→ Problem requirements
Every line in the records below with the string "after" needs to be copied out.
______________________________
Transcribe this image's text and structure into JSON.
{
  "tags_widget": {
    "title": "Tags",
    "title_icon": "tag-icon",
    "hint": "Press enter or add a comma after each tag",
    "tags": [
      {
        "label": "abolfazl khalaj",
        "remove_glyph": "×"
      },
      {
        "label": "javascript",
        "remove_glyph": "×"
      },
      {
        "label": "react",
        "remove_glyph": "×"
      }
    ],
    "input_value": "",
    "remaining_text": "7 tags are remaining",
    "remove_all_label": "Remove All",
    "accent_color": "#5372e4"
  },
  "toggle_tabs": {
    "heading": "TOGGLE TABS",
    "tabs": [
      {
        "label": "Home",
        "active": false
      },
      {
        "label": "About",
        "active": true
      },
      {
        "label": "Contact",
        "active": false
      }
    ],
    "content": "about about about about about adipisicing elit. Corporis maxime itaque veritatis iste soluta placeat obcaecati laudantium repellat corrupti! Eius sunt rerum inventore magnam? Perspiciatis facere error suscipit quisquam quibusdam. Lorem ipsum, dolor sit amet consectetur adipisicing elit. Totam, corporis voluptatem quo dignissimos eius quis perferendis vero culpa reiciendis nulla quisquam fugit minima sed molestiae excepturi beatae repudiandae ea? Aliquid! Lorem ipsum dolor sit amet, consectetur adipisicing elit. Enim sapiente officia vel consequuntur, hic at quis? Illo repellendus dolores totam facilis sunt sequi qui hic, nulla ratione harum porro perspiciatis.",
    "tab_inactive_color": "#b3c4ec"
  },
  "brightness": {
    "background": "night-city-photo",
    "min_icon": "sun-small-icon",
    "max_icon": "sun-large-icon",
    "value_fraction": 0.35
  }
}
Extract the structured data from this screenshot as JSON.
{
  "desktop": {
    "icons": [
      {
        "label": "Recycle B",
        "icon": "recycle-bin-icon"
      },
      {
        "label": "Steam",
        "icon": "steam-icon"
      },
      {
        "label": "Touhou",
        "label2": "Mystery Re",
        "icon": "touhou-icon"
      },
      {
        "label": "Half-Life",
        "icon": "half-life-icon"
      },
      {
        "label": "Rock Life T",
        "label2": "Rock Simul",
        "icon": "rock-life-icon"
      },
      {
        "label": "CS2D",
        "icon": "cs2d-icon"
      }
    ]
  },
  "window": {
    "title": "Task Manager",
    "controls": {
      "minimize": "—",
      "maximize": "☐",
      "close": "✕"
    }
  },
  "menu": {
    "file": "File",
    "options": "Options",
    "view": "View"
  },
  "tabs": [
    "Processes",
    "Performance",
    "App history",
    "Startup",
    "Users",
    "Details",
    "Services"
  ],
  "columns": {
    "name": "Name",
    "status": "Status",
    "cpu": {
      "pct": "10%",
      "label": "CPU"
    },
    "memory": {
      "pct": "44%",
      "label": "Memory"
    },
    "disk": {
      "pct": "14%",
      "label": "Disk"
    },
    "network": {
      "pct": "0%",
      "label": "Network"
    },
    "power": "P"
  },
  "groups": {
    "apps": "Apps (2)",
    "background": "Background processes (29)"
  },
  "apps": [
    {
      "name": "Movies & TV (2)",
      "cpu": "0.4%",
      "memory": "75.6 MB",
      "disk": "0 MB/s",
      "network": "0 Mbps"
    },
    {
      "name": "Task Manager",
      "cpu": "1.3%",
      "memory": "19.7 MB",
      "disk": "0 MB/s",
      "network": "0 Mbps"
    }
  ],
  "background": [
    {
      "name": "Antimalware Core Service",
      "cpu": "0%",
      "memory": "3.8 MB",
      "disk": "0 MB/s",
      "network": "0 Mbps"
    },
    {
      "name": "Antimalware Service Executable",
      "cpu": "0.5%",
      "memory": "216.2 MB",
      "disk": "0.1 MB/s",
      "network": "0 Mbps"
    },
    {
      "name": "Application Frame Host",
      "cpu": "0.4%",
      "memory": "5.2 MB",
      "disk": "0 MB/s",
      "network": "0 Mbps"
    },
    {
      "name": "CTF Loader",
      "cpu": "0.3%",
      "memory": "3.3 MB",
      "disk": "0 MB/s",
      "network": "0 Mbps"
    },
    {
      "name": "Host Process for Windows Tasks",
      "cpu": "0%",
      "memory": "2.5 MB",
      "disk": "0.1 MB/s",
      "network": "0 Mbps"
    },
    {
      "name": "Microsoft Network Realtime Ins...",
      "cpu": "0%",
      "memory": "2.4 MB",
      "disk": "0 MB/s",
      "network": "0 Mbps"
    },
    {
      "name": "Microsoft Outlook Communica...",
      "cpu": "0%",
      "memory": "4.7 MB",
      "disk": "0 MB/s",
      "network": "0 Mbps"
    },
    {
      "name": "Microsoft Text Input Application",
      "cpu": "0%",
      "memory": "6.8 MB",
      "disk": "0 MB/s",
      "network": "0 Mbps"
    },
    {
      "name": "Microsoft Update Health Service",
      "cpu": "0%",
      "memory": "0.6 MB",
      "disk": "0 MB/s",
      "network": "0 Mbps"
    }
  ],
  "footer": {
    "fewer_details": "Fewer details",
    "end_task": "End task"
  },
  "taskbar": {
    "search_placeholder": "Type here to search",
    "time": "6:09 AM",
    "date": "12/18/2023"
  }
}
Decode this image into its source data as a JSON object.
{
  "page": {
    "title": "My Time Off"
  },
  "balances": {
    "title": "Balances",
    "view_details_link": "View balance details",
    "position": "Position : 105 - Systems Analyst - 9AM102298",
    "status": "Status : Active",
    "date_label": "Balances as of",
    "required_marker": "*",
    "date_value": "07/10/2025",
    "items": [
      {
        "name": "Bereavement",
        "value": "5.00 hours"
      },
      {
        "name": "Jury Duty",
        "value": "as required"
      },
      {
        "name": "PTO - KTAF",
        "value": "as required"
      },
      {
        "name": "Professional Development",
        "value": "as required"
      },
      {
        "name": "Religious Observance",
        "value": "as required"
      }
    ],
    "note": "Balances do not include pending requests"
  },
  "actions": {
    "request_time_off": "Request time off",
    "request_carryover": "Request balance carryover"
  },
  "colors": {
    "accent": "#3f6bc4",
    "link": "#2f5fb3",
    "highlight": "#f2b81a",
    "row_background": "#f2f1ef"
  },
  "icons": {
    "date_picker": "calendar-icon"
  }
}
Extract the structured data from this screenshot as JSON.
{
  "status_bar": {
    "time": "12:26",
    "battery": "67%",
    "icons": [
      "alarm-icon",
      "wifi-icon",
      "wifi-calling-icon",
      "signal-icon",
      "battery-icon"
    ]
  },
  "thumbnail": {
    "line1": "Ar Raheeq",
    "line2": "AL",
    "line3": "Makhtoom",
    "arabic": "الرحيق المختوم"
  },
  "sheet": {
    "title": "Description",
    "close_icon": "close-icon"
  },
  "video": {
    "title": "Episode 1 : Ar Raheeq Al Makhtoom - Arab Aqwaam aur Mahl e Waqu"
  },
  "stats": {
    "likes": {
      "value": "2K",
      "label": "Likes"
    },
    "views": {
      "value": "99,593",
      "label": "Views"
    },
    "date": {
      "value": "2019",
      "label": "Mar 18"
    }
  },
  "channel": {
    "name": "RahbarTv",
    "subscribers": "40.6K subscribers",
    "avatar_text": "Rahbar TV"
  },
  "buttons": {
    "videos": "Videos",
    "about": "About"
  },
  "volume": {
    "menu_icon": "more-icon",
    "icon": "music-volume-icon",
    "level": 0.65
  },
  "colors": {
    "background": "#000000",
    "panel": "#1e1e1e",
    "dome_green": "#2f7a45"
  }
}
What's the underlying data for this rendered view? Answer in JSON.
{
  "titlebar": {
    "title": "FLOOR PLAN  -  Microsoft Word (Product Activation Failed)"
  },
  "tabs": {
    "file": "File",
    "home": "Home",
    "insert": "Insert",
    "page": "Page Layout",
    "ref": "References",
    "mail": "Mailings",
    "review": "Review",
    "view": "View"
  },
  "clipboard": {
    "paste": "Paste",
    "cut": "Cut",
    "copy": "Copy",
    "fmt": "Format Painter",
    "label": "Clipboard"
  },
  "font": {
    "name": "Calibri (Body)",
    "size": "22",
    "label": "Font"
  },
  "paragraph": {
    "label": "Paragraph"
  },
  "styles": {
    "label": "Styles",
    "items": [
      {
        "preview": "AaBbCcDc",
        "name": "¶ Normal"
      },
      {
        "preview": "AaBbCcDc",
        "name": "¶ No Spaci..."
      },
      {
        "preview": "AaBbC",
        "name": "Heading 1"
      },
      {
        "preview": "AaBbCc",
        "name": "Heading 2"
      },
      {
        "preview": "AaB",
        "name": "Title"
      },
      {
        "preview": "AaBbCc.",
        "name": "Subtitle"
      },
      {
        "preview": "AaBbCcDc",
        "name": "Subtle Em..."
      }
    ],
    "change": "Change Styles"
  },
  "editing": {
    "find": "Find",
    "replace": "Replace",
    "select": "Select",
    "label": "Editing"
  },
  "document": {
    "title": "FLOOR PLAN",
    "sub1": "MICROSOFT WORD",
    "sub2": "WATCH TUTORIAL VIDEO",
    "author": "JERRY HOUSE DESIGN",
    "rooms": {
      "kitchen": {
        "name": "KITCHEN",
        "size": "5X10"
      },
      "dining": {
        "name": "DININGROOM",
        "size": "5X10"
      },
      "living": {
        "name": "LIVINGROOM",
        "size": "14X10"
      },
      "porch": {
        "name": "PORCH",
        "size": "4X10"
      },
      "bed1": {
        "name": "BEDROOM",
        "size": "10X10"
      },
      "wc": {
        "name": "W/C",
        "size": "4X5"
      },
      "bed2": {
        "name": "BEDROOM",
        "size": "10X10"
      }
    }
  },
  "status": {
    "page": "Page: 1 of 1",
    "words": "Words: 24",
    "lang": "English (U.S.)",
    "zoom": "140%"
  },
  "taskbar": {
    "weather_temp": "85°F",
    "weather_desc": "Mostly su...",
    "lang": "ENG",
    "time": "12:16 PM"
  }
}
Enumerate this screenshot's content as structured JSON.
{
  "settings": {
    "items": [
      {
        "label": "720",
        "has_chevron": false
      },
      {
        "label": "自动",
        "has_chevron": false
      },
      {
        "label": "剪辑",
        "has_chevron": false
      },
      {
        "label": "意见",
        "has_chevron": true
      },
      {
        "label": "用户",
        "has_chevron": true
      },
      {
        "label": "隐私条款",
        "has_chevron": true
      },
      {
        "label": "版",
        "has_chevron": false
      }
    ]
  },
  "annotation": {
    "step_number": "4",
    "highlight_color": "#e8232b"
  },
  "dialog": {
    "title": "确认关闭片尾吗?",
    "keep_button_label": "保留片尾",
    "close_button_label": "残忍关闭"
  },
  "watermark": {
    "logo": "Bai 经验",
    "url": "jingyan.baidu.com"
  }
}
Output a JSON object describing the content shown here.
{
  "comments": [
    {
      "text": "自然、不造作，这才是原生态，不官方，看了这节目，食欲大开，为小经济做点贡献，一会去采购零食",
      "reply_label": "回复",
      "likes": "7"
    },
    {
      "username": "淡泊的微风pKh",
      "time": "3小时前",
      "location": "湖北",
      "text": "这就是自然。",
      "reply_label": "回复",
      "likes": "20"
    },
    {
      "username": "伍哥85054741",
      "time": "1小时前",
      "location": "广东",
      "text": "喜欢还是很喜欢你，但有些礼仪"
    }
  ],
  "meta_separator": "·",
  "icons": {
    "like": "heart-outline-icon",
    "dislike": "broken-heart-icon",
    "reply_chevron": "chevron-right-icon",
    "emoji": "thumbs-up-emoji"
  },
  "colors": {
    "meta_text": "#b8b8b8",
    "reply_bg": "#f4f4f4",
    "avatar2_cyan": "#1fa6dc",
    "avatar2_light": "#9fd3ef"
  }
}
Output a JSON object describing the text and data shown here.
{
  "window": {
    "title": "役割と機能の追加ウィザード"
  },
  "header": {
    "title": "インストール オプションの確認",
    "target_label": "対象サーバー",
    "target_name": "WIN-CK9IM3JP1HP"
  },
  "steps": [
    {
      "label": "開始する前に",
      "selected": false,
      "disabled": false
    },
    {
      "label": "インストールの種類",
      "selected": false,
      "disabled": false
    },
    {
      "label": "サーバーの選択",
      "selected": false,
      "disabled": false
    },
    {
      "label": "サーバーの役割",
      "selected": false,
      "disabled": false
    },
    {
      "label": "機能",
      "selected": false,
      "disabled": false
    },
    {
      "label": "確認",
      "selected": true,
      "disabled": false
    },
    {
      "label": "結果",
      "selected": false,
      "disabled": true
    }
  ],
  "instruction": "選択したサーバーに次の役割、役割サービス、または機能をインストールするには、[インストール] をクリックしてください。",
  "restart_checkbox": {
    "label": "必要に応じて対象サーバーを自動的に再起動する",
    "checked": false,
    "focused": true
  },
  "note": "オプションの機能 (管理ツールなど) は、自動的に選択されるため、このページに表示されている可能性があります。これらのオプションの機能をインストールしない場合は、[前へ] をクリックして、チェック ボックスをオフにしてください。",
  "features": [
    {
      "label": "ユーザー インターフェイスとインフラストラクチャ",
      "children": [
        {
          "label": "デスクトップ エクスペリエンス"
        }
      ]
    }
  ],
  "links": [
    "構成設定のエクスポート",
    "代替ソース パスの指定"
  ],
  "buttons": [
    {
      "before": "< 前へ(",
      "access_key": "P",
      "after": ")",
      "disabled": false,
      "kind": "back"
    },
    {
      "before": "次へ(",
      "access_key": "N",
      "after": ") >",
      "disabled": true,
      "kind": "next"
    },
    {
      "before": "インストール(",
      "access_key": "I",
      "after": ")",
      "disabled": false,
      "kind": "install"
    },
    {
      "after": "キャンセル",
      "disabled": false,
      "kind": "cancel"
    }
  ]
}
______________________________
→ Task result
    "hint": "Press enter or add a comma after each tag",
      "after": ")",
      "after": ") >",
      "after": ")",
      "after": "キャンセル",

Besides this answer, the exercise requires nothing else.